- Products/Service Description Pages – as long as they are all current.
- Pages Linked to Online Advertising like AdWords or Re-Marketing campaigns.
- Pages linked to Email Marketing campaigns sent recently – I would look at the last 6 months to be sure.
- Pages linked to Social Media campaigns – Don’t forget to check for Promoted content or pages linked to ads here too.
- Call-To-Action Pages – Pages that contain forms, where you collect your sales leads. Don’t forget to include any follow up pages. For example, most forms will have an associated “thank you” page. A page where users are automatically re-directed once they submit their data.
Don’t forget to address what is missing
While you are reviewing core pages, make a list of what is missing. Review product and service pages. Did you add any new products or services since the last site review? Is your list of offerings on the site complete? Also, look at the contact or location information for each product or service. Do you have new people or new locations?
Add missing content to your spreadsheet. Add a column called “create” after keep, delete, rewrite to help keep track of new pages needed.
Should I delete the old stuff?
If pages are no longer helping your website, you can delete them. Your site performance is not determined by quantity of pages. We need quality pages. Weed out the weak stuff and focus on the strong pages.
Yes, you can delete if any of this is true:
- Content cannot be updated – Past event or topic no longer current. You can delete.
- Thin – Too short, too spammy. Your benchmark should be anything less than 500 words. If content appears elsewhere on the site, it might be too spammy. Good indicator for WordPress site owners. If your side bars are longer than the page text, you will have problem.
- Dropped from Google’s Index – This means Google no longer sends search traffic to the page. In Search Console, look through the Index>Pages reports. Anything listed under “Why pages aren’t indexed” can be deleted or need to be updated.
- No traffic to the page – Check Google Analytics. In GA4 you will look under Reports. Click on Engagement. Under Engagement you should see “Pages and Screens.” Go back as far as you can and see if you can find traffic numbers for the page. If it doesn’t appear in the reports, get rid of it.

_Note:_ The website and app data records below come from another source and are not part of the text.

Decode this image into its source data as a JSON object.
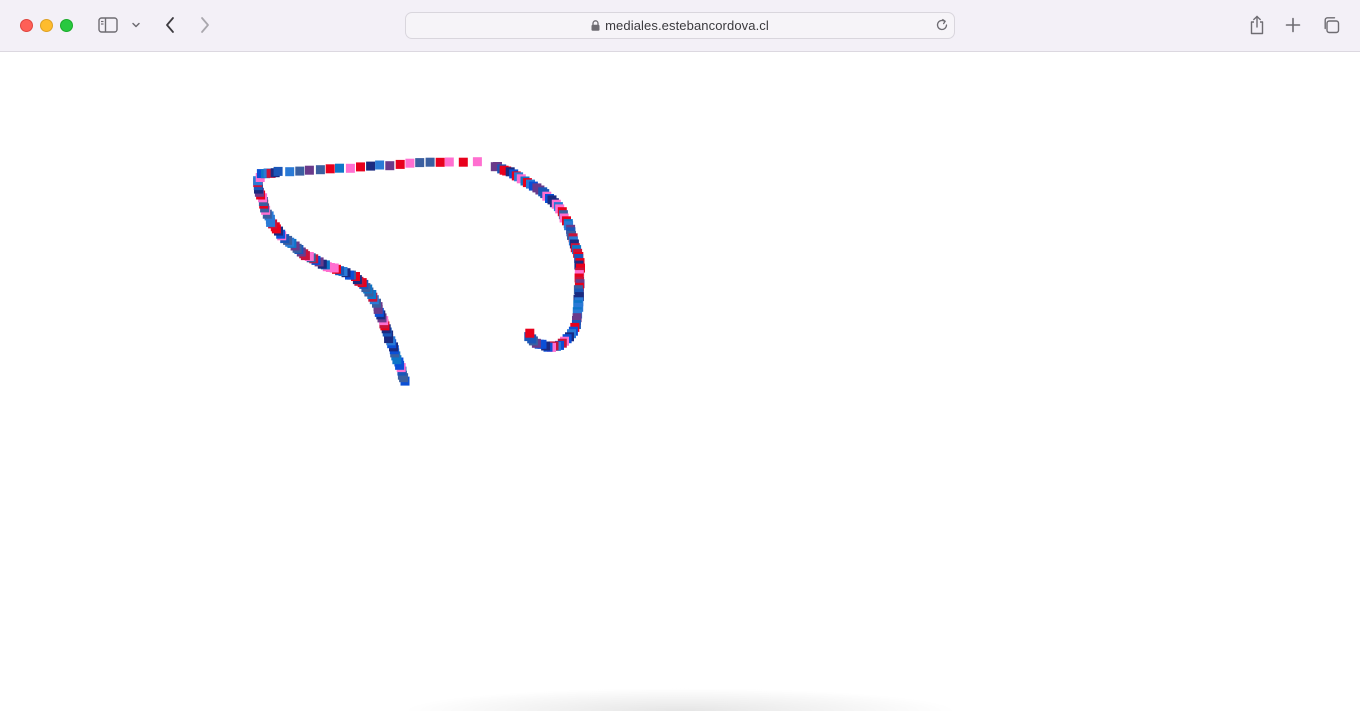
{
  "browser": {
    "url": "mediales.estebancordova.cl",
    "icons": {
      "close": "close-traffic-light",
      "minimize": "minimize-traffic-light",
      "maximize": "maximize-traffic-light",
      "sidebar": "sidebar-icon",
      "sidebar_menu": "chevron-down-icon",
      "back": "chevron-left-icon",
      "forward": "chevron-right-icon",
      "lock": "lock-icon",
      "reload": "reload-icon",
      "share": "share-icon",
      "new_tab": "plus-icon",
      "tabs": "tabs-overview-icon"
    }
  },
  "drawing": {
    "palette": [
      "#e8001c",
      "#0a4fd6",
      "#1b2a80",
      "#2a7ad6",
      "#ff6fd0",
      "#3a5fa0",
      "#c8143c",
      "#1a56b8",
      "#6a3a8a",
      "#0e76c8"
    ],
    "mark": "square"
  }
}
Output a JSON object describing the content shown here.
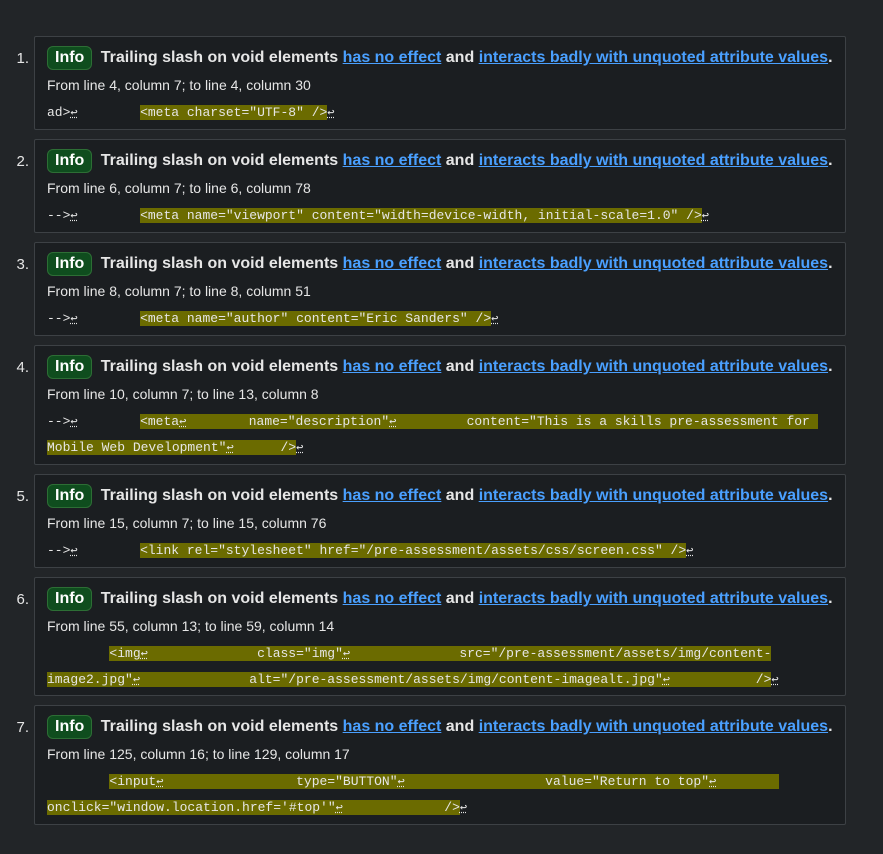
{
  "messages": [
    {
      "num": "1.",
      "badge": "Info",
      "title": "Trailing slash on void elements",
      "link1": "has no effect",
      "and": "and",
      "link2": "interacts badly with unquoted attribute values",
      "period": ".",
      "location": "From line 4, column 7; to line 4, column 30",
      "pre": "ad>",
      "gap": "        ",
      "code": "<meta charset=\"UTF-8\" />"
    },
    {
      "num": "2.",
      "badge": "Info",
      "title": "Trailing slash on void elements",
      "link1": "has no effect",
      "and": "and",
      "link2": "interacts badly with unquoted attribute values",
      "period": ".",
      "location": "From line 6, column 7; to line 6, column 78",
      "pre": "-->",
      "gap": "        ",
      "code": "<meta name=\"viewport\" content=\"width=device-width, initial-scale=1.0\" />"
    },
    {
      "num": "3.",
      "badge": "Info",
      "title": "Trailing slash on void elements",
      "link1": "has no effect",
      "and": "and",
      "link2": "interacts badly with unquoted attribute values",
      "period": ".",
      "location": "From line 8, column 7; to line 8, column 51",
      "pre": "-->",
      "gap": "        ",
      "code": "<meta name=\"author\" content=\"Eric Sanders\" />"
    },
    {
      "num": "4.",
      "badge": "Info",
      "title": "Trailing slash on void elements",
      "link1": "has no effect",
      "and": "and",
      "link2": "interacts badly with unquoted attribute values",
      "period": ".",
      "location": "From line 10, column 7; to line 13, column 8",
      "pre": "-->",
      "gap": "        ",
      "code_a": "<meta",
      "code_b": "        name=\"description\"",
      "code_c": "         content=\"This is a skills pre-assessment for ",
      "code_d": "Mobile Web Development\"",
      "code_e": "      />"
    },
    {
      "num": "5.",
      "badge": "Info",
      "title": "Trailing slash on void elements",
      "link1": "has no effect",
      "and": "and",
      "link2": "interacts badly with unquoted attribute values",
      "period": ".",
      "location": "From line 15, column 7; to line 15, column 76",
      "pre": "-->",
      "gap": "        ",
      "code": "<link rel=\"stylesheet\" href=\"/pre-assessment/assets/css/screen.css\" />"
    },
    {
      "num": "6.",
      "badge": "Info",
      "title": "Trailing slash on void elements",
      "link1": "has no effect",
      "and": "and",
      "link2": "interacts badly with unquoted attribute values",
      "period": ".",
      "location": "From line 55, column 13; to line 59, column 14",
      "pre": "        ",
      "code_a": "<img",
      "code_b": "              class=\"img\"",
      "code_c": "              src=\"/pre-assessment/assets/img/content-",
      "code_d": "image2.jpg\"",
      "code_e": "              alt=\"/pre-assessment/assets/img/content-imagealt.jpg\"",
      "code_f": "           />"
    },
    {
      "num": "7.",
      "badge": "Info",
      "title": "Trailing slash on void elements",
      "link1": "has no effect",
      "and": "and",
      "link2": "interacts badly with unquoted attribute values",
      "period": ".",
      "location": "From line 125, column 16; to line 129, column 17",
      "pre": "        ",
      "code_a": "<input",
      "code_b": "                 type=\"BUTTON\"",
      "code_c": "                  value=\"Return to top\"",
      "code_d": "onclick=\"window.location.href='#top'\"",
      "code_e": "             />"
    }
  ],
  "return_glyph": "↩"
}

- No links to the page – Find this data in Search Console. It means other sites are not using the page either. It’s OK to delete.
Even after all this evidence, you still may hesitate to delete pages. You did spend time writing this content at some point. So its hard to let it go.
Here are a couple of other options:
- Consider combining old pages to make one, new robust page. To help, add a column to your spreadsheet called “combine” and mark pages that might work.
- Refresh the page – Don’t just do a couple of quick edits. Give the page a new title, new SEO Title and page description. Make sure other pages within your website are linking to it. Have a call-to-action on the page. Give users a clear next step so they don’t find this page as a dead-end. After this, give it a little time and see if your page traffic comes back.
When or How Often to do a Website Content Review?
Part of this depends on what your business website needs to do.
I would plan a Content Review yearly as part of your Website Strategic Planning. If you are running an online store, review before heavy sales periods. You will want to make sure all your product is available. Websites that depend on a good SEO strategy may review content on a monthly basis. If you your site has really grown, your review may take thousands of pages. Break it into sections and review quarterly.
Planning a website re-design? Include a Content Strategy as part of your project. We would highly recommend doing a Content Review before taking down your old website. Identify which pages rank high in search results. Also look for pages generate a lot of traffic. Discuss with your web developer. You will need a strategy to maintain search performance during the web re-design.
Feeling a little overwhelmed? This is a big job, but a necessary one. We would suggest getting help with your first review. Once you have that baseline, the follow-ups on a yearly basis should be much easier. Have questions about this process? Sign-up for a free website consultation. Cybervise can get you started.